By DANIEL OPSOMMER
Capital News Service
LANSING – Health experts say the newly enacted federal health care legislation will expand the state’s Medicaid program by 2014, allowing coverage of an additional 375,000 people.
Medicaid is a federal and state program available for uninsured individuals and families who cannot afford their health insurance. Although it’s a nationwide program, each state has its own eligibility requirements for coverage.
Michigan’s program is limited to residents with income below the poverty level who meet age and health requirements, according to the Department of Community Health (DCH).
Families, children, pregnant women, elderly and disabled adults who meet the income requirements typically qualify. However, low-income adults without children typically don’t.
Antrim, Leelanau and Benzie County are among the highest in the state in percentage of adults without health insurance, according to the 2010 Michigan County Health Rankings.
“More people in Michigan will qualify for Medicaid because we’ll have a higher income requirement and fewer restrictions than we currently do and, as a result, we will have fewer uninsured people without access to health care,” said Sharon Parks, president of the Michigan League for Human Services.
“The challenge will be how we pay for the cost of having higher caseloads,” she said.
Under the new law, states can apply for federal funding to expand their programs to cover low-income people earning up to 133 percent of the poverty level, $14,404 for an individual and $29,326 for a family of four.
States that accept the federal government offer now would have to pay the increased cost of Medicaid expansion until federal funding begins in 2014, when all states must comply, according to the DCH.
The Legislature will be responsible for determining when Medicaid expansion begins, according to the DCH.
In 1996, about 1 million people in the state were covered by Medicaid.

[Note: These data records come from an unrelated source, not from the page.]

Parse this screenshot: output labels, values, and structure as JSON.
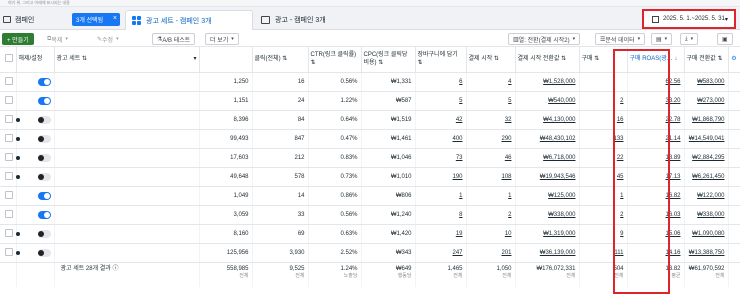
{
  "top_strip": "여기 위, 그리고 아래에 표시되는 내용",
  "tabs": {
    "campaign": "캠페인",
    "selected_chip": "3개 선택됨",
    "adset": "광고 세트 - 캠페인 3개",
    "ad": "광고 - 캠페인 3개"
  },
  "date_range": "2025. 5. 1.~2025. 5. 31.",
  "toolbar": {
    "create": "+ 만들기",
    "duplicate": "복제",
    "edit": "수정",
    "ab_test": "A/B 테스트",
    "more": "더 보기",
    "columns": "열: 전환(결제 시작2)",
    "breakdown": "분석 데이터"
  },
  "columns": {
    "toggle": "해제/설정",
    "name": "광고 세트",
    "clicks": "클릭(전체)",
    "ctr": "CTR(링크 클릭률)",
    "cpc": "CPC(링크 클릭당 비용)",
    "cart": "장바구니에 담기",
    "checkout": "결제 시작",
    "checkout_value": "결제 시작 전환값",
    "purchase": "구매",
    "roas": "구매 ROAS(광…",
    "purchase_value": "구매 전환값"
  },
  "rows": [
    {
      "on": true,
      "impressions": "1,250",
      "clicks": "16",
      "ctr": "0.56%",
      "cpc": "₩1,331",
      "cart": "6",
      "checkout": "4",
      "checkout_value": "₩1,528,000",
      "purchase": "",
      "roas": "62.56",
      "purchase_value": "₩583,000"
    },
    {
      "on": true,
      "impressions": "1,151",
      "clicks": "24",
      "ctr": "1.22%",
      "cpc": "₩587",
      "cart": "5",
      "checkout": "5",
      "checkout_value": "₩540,000",
      "purchase": "2",
      "roas": "33.20",
      "purchase_value": "₩273,000"
    },
    {
      "on": false,
      "impressions": "8,396",
      "clicks": "84",
      "ctr": "0.64%",
      "cpc": "₩1,519",
      "cart": "42",
      "checkout": "32",
      "checkout_value": "₩4,130,000",
      "purchase": "16",
      "roas": "22.78",
      "purchase_value": "₩1,868,790"
    },
    {
      "on": false,
      "impressions": "99,493",
      "clicks": "847",
      "ctr": "0.47%",
      "cpc": "₩1,461",
      "cart": "400",
      "checkout": "290",
      "checkout_value": "₩48,430,102",
      "purchase": "133",
      "roas": "21.14",
      "purchase_value": "₩14,549,041"
    },
    {
      "on": false,
      "impressions": "17,603",
      "clicks": "212",
      "ctr": "0.83%",
      "cpc": "₩1,046",
      "cart": "73",
      "checkout": "46",
      "checkout_value": "₩6,718,000",
      "purchase": "22",
      "roas": "18.89",
      "purchase_value": "₩2,884,295"
    },
    {
      "on": false,
      "impressions": "49,648",
      "clicks": "578",
      "ctr": "0.73%",
      "cpc": "₩1,010",
      "cart": "190",
      "checkout": "108",
      "checkout_value": "₩19,943,546",
      "purchase": "45",
      "roas": "17.13",
      "purchase_value": "₩6,261,450"
    },
    {
      "on": true,
      "impressions": "1,049",
      "clicks": "14",
      "ctr": "0.86%",
      "cpc": "₩806",
      "cart": "1",
      "checkout": "1",
      "checkout_value": "₩125,000",
      "purchase": "1",
      "roas": "16.82",
      "purchase_value": "₩122,000"
    },
    {
      "on": true,
      "impressions": "3,059",
      "clicks": "33",
      "ctr": "0.56%",
      "cpc": "₩1,240",
      "cart": "8",
      "checkout": "2",
      "checkout_value": "₩338,000",
      "purchase": "2",
      "roas": "16.03",
      "purchase_value": "₩338,000"
    },
    {
      "on": false,
      "impressions": "8,160",
      "clicks": "69",
      "ctr": "0.63%",
      "cpc": "₩1,420",
      "cart": "19",
      "checkout": "10",
      "checkout_value": "₩1,319,000",
      "purchase": "9",
      "roas": "15.06",
      "purchase_value": "₩1,090,080"
    },
    {
      "on": false,
      "impressions": "125,956",
      "clicks": "3,930",
      "ctr": "2.52%",
      "cpc": "₩343",
      "cart": "247",
      "checkout": "201",
      "checkout_value": "₩36,139,000",
      "purchase": "111",
      "roas": "14.16",
      "purchase_value": "₩13,388,750"
    }
  ],
  "totals": {
    "label": "광고 세트 28개 결과",
    "impressions": "558,985",
    "clicks": "9,525",
    "ctr": "1.24%",
    "cpc": "₩649",
    "cart": "1,465",
    "checkout": "1,050",
    "checkout_value": "₩176,072,331",
    "purchase": "504",
    "roas": "13.82",
    "purchase_value": "₩61,970,592",
    "sub_total": "전체",
    "sub_avg": "평균",
    "sub_per_imp": "노출당",
    "sub_per_person": "행동당"
  },
  "colors": {
    "accent": "#1877f2",
    "highlight": "#e0242c",
    "create": "#2e7d32"
  }
}
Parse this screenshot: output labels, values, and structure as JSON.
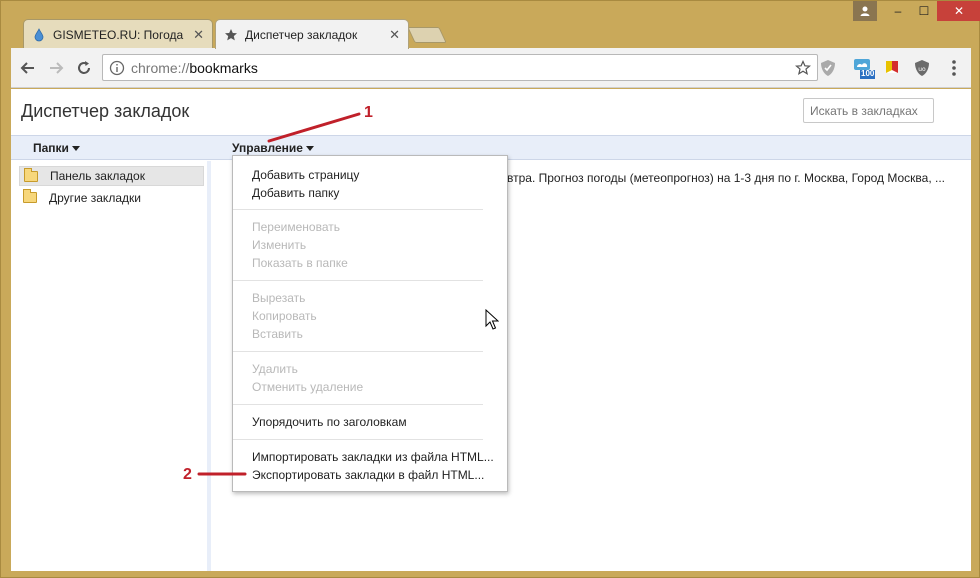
{
  "tabs": [
    {
      "title": "GISMETEO.RU: Погода в",
      "close": "✕",
      "active": false
    },
    {
      "title": "Диспетчер закладок",
      "close": "✕",
      "active": true
    }
  ],
  "window": {
    "user_icon": "user-icon",
    "minimize": "–",
    "maximize": "☐",
    "close": "✕"
  },
  "toolbar": {
    "omnibox": {
      "scheme": "chrome://",
      "host": "bookmarks"
    },
    "extension_badge": "100"
  },
  "page": {
    "title": "Диспетчер закладок",
    "search_placeholder": "Искать в закладках",
    "folders_header": "Папки",
    "manage_header": "Управление",
    "tree": [
      {
        "label": "Панель закладок",
        "selected": true
      },
      {
        "label": "Другие закладки",
        "selected": false
      }
    ],
    "bookmark_text": "втра. Прогноз погоды (метеопрогноз) на 1-3 дня по г. Москва, Город Москва, ..."
  },
  "menu": {
    "groups": [
      [
        {
          "label": "Добавить страницу",
          "enabled": true
        },
        {
          "label": "Добавить папку",
          "enabled": true
        }
      ],
      [
        {
          "label": "Переименовать",
          "enabled": false
        },
        {
          "label": "Изменить",
          "enabled": false
        },
        {
          "label": "Показать в папке",
          "enabled": false
        }
      ],
      [
        {
          "label": "Вырезать",
          "enabled": false
        },
        {
          "label": "Копировать",
          "enabled": false
        },
        {
          "label": "Вставить",
          "enabled": false
        }
      ],
      [
        {
          "label": "Удалить",
          "enabled": false
        },
        {
          "label": "Отменить удаление",
          "enabled": false
        }
      ],
      [
        {
          "label": "Упорядочить по заголовкам",
          "enabled": true
        }
      ],
      [
        {
          "label": "Импортировать закладки из файла HTML...",
          "enabled": true
        },
        {
          "label": "Экспортировать закладки в файл HTML...",
          "enabled": true
        }
      ]
    ]
  },
  "annotations": {
    "one": "1",
    "two": "2",
    "color": "#c0202a"
  }
}
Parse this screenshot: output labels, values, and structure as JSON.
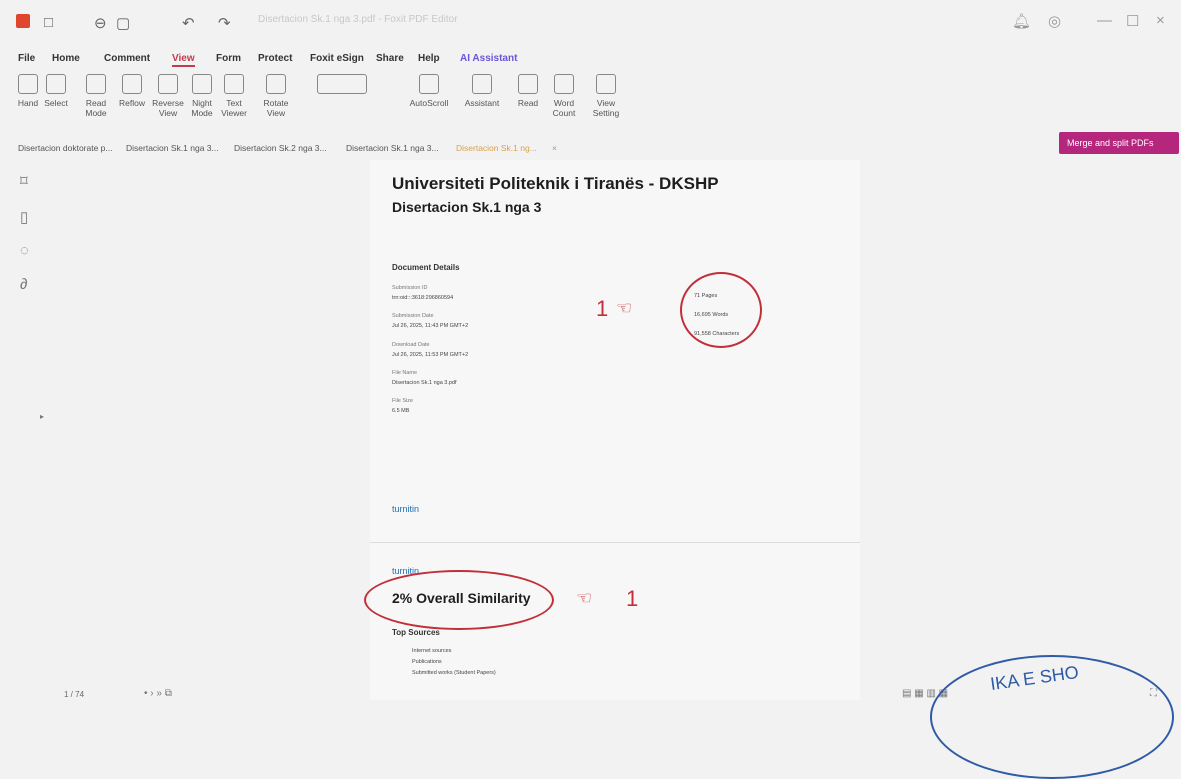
{
  "titlebar": {
    "doc_title": "Disertacion Sk.1 nga 3.pdf - Foxit PDF Editor"
  },
  "menu": {
    "items": [
      "File",
      "Home",
      "Comment",
      "View",
      "Form",
      "Protect",
      "Foxit eSign",
      "Share",
      "Help",
      "AI Assistant"
    ],
    "active": "View"
  },
  "ribbon": {
    "buttons": [
      {
        "label": "Hand",
        "icon": "hand-icon"
      },
      {
        "label": "Select",
        "icon": "select-icon"
      },
      {
        "label": "Read\nMode",
        "icon": "read-mode-icon"
      },
      {
        "label": "Reflow",
        "icon": "reflow-icon"
      },
      {
        "label": "Reverse\nView",
        "icon": "reverse-view-icon"
      },
      {
        "label": "Night\nMode",
        "icon": "night-mode-icon"
      },
      {
        "label": "Text\nViewer",
        "icon": "text-viewer-icon"
      },
      {
        "label": "Rotate\nView",
        "icon": "rotate-view-icon"
      },
      {
        "label": "AutoScroll",
        "icon": "autoscroll-icon"
      },
      {
        "label": "Assistant",
        "icon": "assistant-icon"
      },
      {
        "label": "Read",
        "icon": "read-aloud-icon"
      },
      {
        "label": "Word\nCount",
        "icon": "word-count-icon"
      },
      {
        "label": "View\nSetting",
        "icon": "view-setting-icon"
      }
    ]
  },
  "tabs": [
    "Disertacion doktorate p...",
    "Disertacion Sk.1 nga 3...",
    "Disertacion Sk.2 nga 3...",
    "Disertacion Sk.1 nga 3...",
    "Disertacion Sk.1 ng..."
  ],
  "merge_button": "Merge and split PDFs",
  "document": {
    "title": "Universiteti Politeknik i Tiranës - DKSHP",
    "subtitle": "Disertacion Sk.1 nga 3",
    "details_heading": "Document Details",
    "detail_labels": [
      "Submission ID",
      "Submission Date",
      "Download Date",
      "File Name",
      "File Size"
    ],
    "detail_values": [
      "trn:oid:::3618:296860594",
      "Jul 26, 2025, 11:43 PM GMT+2",
      "Jul 26, 2025, 11:53 PM GMT+2",
      "Disertacion Sk.1 nga 3.pdf",
      "6.5 MB"
    ],
    "stats": [
      "71 Pages",
      "16,695 Words",
      "91,558 Characters"
    ],
    "brand": "turnitin",
    "similarity": "2%  Overall Similarity",
    "top_sources": "Top Sources",
    "sources": [
      "Internet sources",
      "Publications",
      "Submitted works (Student Papers)"
    ],
    "annotation_mark": "1"
  },
  "status": {
    "page_indicator": "1 / 74"
  },
  "stamp_text": "IKA E SHO",
  "colors": {
    "accent_red": "#c12f3a",
    "merge_purple": "#b4277d",
    "turnitin_blue": "#1b6eb4"
  }
}
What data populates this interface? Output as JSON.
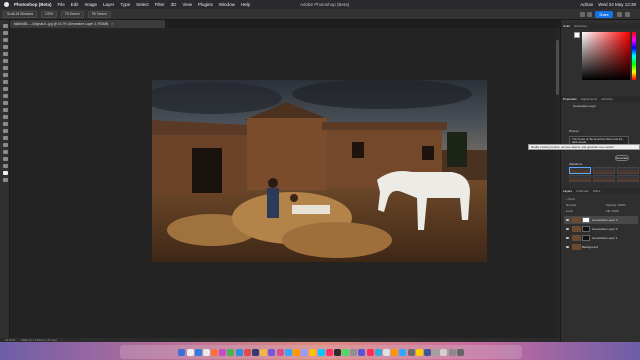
{
  "menubar": {
    "app_name": "Photoshop (Beta)",
    "items": [
      "File",
      "Edit",
      "Image",
      "Layer",
      "Type",
      "Select",
      "Filter",
      "3D",
      "View",
      "Plugins",
      "Window",
      "Help"
    ],
    "window_title": "Adobe Photoshop (Beta)",
    "clock": "Wed 24 May 12:39",
    "user": "Adrian"
  },
  "options_bar": {
    "buttons": [
      "Scroll All Windows",
      "100%",
      "Fit Screen",
      "Fill Screen"
    ],
    "share_label": "Share"
  },
  "document_tab": {
    "title": "fa8d0d55-...-Original-6...jpg @ 16.7% (Generative Layer 3, RGB/8)",
    "close": "×"
  },
  "status_bar": {
    "zoom": "16.67%",
    "doc_info": "2048 px x 1365 px (72 ppi)"
  },
  "color_panel": {
    "tabs": [
      "Color",
      "Swatches"
    ],
    "foreground_color": "#ffffff",
    "accent": "#ff0000"
  },
  "properties_panel": {
    "tabs": [
      "Properties",
      "Adjustments",
      "Libraries"
    ],
    "layer_kind": "Generative Layer",
    "prompt_label": "Prompt",
    "prompt_text": "The house of the American West and the dark clouds",
    "generate_label": "Generate",
    "variations_label": "Variations"
  },
  "tooltip": {
    "text": "Modify existing content, remove objects, and generate new content"
  },
  "layers_panel": {
    "tabs": [
      "Layers",
      "Channels",
      "Paths"
    ],
    "search_placeholder": "Kind",
    "blend_mode": "Normal",
    "opacity": "Opacity: 100%",
    "fill": "Fill: 100%",
    "lock_label": "Lock:",
    "layers": [
      {
        "name": "Generative Layer 3",
        "selected": true
      },
      {
        "name": "Generative Layer 2",
        "selected": false
      },
      {
        "name": "Generative Layer 1",
        "selected": false
      },
      {
        "name": "Background",
        "selected": false
      }
    ]
  },
  "dock": {
    "colors": [
      "#3b6fd8",
      "#f0f0f0",
      "#2f7fe0",
      "#e8e8e8",
      "#ff6f3d",
      "#c04dc7",
      "#4bb34b",
      "#2a8ee3",
      "#e34b4b",
      "#333a72",
      "#f4b63f",
      "#7a54d6",
      "#d94f8a",
      "#31a8ff",
      "#ff9a00",
      "#9999ff",
      "#ffc107",
      "#00c8ff",
      "#ff3366",
      "#2c2c2c",
      "#4cd964",
      "#8e8e93",
      "#5856d6",
      "#ff2d55",
      "#34aadc",
      "#e0e0e0",
      "#ff9500",
      "#31a8ff",
      "#6b6b6b",
      "#ffcc00",
      "#3b5998",
      "#a2a2a2",
      "#d0d0d0",
      "#8a8a8a",
      "#666666"
    ]
  }
}
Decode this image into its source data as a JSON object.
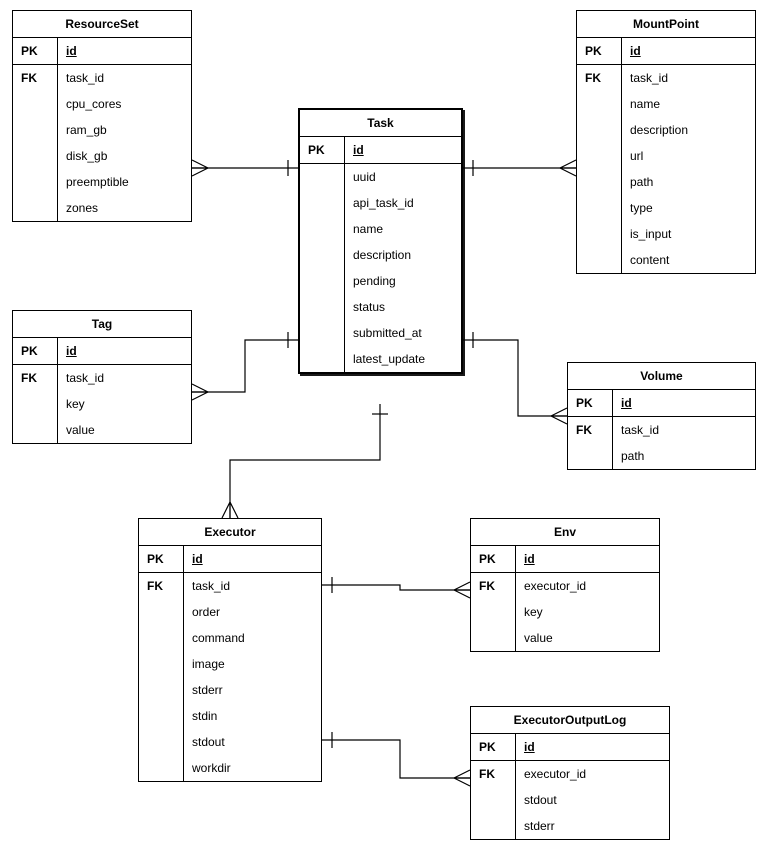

Today 1.7 million people, one in six, rely on the program, according to the DCH.
Department Director Janet Olszewski said expanding eligibility and removing age limits will benefit many residents who cannot afford private insurance and it will reduce the pressure on hospital emergency rooms.
Spencer Johnson, president of the Michigan Health and Hospital Association, said the new law contains flaws related to reimbursements to hospitals and expands Medicaid without recognizing the program is significantly underfunded.
For example, beginning in 2014 the state will also have to begin reimbursing primary care physicians for Medicaid patients at federal Medicare rates, said Steve Fitton, senior deputy director of the department’s Medical Services Administration.
In recent years, the Legislature has eliminated such optional services for Medicaid as adult dental care, chiropractic care, hearing aids, eyeglasses and podiatry due to budget cuts.
Today the only optional services covered are mental health, prescription drugs, orthotics and prosthetics.
Johnson said, “Michigan’s frayed health care safety net continues to strain under the weight of lost health care coverage as a result of the state’s economic environment.”
The new federal law will help to address many of those difficulties, he said.
Through Medicaid, hospitals are reimbursed 74 cents on the dollar for the cost of services, while physicians are reimbursed 50 cents.
The Michigan State Medical Society (MSMS) said that 88 percent of physicians accepted Medicaid patients in 1999. That proportion has steadily declined since then due to reductions in reimbursements.
“Right now our reimbursement rate for Medicaid patients is too low considering the size of the Medicaid population,” Olszewski said. “It used to be that doctors had a predominately privately insured population with a smaller percentage of Medicaid patients, but that is no longer the case.”
Doctors who treat children and pregnant women are particularly hit by current reimbursement rates because Medicaid pays for 44 percent of the births and 36 percent of pediatrics coverage for children, Olszewski said.
In addition, she said, “We’re seeing a decline in primary care physicians because new medical students aren’t going into primary care anymore.”
Rural counties have the highest percentages of children covered by Medicaid, according to the MSMS. In 2007, the three counties with the largest proportion were Wexford, Ogemaw and Luce where more than half the children were in the program.
“Particularly in northern Michigan, primary care physicians are leaving entirely because they serve such a high percentage of Medicaid patients and they aren’t being reimbursed sufficiently,” Olszewski said.
In addition, about 70 percent of nursing home residents are covered by Medicaid, while another 17 percent are covered under the federal Medicare program, according to the Health Care Association of Michigan.
© 2010, Capital News Service, Michigan State University School of Journalism. Not to be reproduced without permission.